Records contained in a dataset:
□ □ □ □ □ □ □

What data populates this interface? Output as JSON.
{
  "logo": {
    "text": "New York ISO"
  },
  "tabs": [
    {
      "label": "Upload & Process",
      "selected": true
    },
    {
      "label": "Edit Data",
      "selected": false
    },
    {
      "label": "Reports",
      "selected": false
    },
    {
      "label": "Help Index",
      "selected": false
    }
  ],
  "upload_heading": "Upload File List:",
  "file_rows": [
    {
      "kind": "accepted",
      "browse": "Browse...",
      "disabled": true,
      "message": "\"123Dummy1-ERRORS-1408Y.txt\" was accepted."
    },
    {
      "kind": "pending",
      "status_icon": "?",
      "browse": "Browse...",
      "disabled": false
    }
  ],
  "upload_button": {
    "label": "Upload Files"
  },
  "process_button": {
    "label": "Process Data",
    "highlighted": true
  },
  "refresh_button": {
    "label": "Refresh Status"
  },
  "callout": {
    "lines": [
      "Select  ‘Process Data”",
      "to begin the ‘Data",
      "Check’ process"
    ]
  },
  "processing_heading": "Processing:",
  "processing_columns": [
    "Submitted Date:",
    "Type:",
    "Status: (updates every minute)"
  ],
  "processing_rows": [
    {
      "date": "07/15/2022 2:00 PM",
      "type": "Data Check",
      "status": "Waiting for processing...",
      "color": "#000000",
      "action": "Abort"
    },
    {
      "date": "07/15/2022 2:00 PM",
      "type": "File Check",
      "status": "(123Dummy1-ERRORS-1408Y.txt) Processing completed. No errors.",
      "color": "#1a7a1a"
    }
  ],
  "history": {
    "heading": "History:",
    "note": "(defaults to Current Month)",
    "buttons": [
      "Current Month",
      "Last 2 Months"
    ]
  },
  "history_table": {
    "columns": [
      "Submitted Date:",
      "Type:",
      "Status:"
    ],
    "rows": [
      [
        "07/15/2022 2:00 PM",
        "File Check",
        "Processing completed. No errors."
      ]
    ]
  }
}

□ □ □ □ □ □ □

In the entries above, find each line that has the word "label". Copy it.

● Task output:
      "label": "Upload & Process",
      "label": "Edit Data",
      "label": "Reports",
      "label": "Help Index",
    "label": "Upload Files"
    "label": "Process Data",
    "label": "Refresh Status"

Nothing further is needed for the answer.